Generally, a case brought to recover for injuries from a car accident must be filed within 2 years from the date of the car accident:
Except as otherwise provided in this article, actions for injuries to the person shall be brought within two years after the right of action accrues, except for injuries to the reputation, which shall be brought within one year after the right of action accrues, and except for actions for injuries to the person involving loss of consortium, which shall be brought within four years after the right of action accrues.
O.C.G.A. § 9-3-33.
There has a been a remarkable amount of litigation over how the statute of limitations should be calculated.
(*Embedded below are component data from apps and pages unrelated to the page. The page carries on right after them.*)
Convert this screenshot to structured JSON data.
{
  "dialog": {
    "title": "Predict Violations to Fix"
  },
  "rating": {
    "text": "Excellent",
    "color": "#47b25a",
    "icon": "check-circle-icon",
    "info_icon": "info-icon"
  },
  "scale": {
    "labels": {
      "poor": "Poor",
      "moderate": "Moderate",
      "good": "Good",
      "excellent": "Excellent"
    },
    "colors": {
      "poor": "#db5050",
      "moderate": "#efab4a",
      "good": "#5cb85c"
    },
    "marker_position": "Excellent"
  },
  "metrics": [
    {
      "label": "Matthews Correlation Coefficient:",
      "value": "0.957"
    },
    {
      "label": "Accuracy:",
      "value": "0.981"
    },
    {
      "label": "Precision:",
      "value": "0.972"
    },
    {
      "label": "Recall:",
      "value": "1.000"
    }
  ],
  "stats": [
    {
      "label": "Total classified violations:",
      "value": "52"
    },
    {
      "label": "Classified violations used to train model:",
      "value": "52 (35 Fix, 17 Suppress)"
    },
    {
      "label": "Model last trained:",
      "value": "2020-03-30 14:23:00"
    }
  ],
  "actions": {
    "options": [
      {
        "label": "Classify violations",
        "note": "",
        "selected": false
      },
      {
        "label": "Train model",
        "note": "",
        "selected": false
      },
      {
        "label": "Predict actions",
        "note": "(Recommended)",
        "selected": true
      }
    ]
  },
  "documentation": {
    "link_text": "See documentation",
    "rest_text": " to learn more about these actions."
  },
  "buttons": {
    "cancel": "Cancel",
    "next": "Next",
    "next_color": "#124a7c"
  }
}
Unfortunately, lawyers and parties to accident frequently procrastinate. Do not chance your case and your ability to recover for injuries following a car accident based upon the statute of limitations.
For example, consider the case below. While the plaintiff was able to maintain his claim, there was a substantial amount of risk of jeopardizing his/her claim by waiting until the last minute to file the case:
A motion to dismiss barred claims is properly granted “[w]hen a complaint shows on its face that the statute of limitation has run and there is no further showing by amendment or by affidavit that a tolling of the statute is possible.” (Citations and punctuation omitted.) Cooper v. Commercial Union Ins. Co., 192 Ga.App. 815, 816(1), 386 S.E.2d 551 (1989); Bailey v. Kemper Group, 182 Ga.App. 604, 607, 356 S.E.2d 695 (1987). Gullatt's complaint alleges that he was injured when he was struck by an automobile on April 1, 1998. Gullatt concedes that Georgia law required him to file his personal injury action “within two years after the right of action accrue[d].” OCGA § 9-3-33. The date two years after April 1, 1998, that is, April 1, 2000, fell on a Saturday. See OCGA § 1-3-1(d)(3) (“when a period of time measured in … years … is prescribed for the exercise of any privilege or the discharge of any duty, the first day shall not be counted but the last day shall be counted”). When “the last day falls on Saturday or Sunday, the party having [any] privilege or duty shall have through the following Monday to exercise the privilege or to discharge the duty.” OCGA § 1-3-1(d)(3). See Loveless v. Grooms, 180 Ga.App. 424, 425, 349 S.E.2d 281 (1986). Gullatt filed his complaint on April 3, 2000, the Monday following April 1, 2000. As a matter of law, Gullatt's complaint was timely filed.
Gullatt v. Omega PSI PHI Fraternity, Inc., 248 Ga. App. 779, 779, 546 S.E.2d 927, 928-29 (2001).
A case for the recovery of damages does not need to brought immediately following an accident; however, there is no reason to wait until you are close to the statute of limitations to speak with a qualified Macon car accident lawyer. In fact, waiting a large amount of time before speaking with a qualified personal injury attorney can result in making some critical mistakes.
Often time, following a car accident, injured people will receive multiple inquiries from insurers attempting to take recorded statements and settle claims for a fraction of their true value. Consulting with a qualified Macon car accident lawyer can help ensure that you do not diminish the value of your case.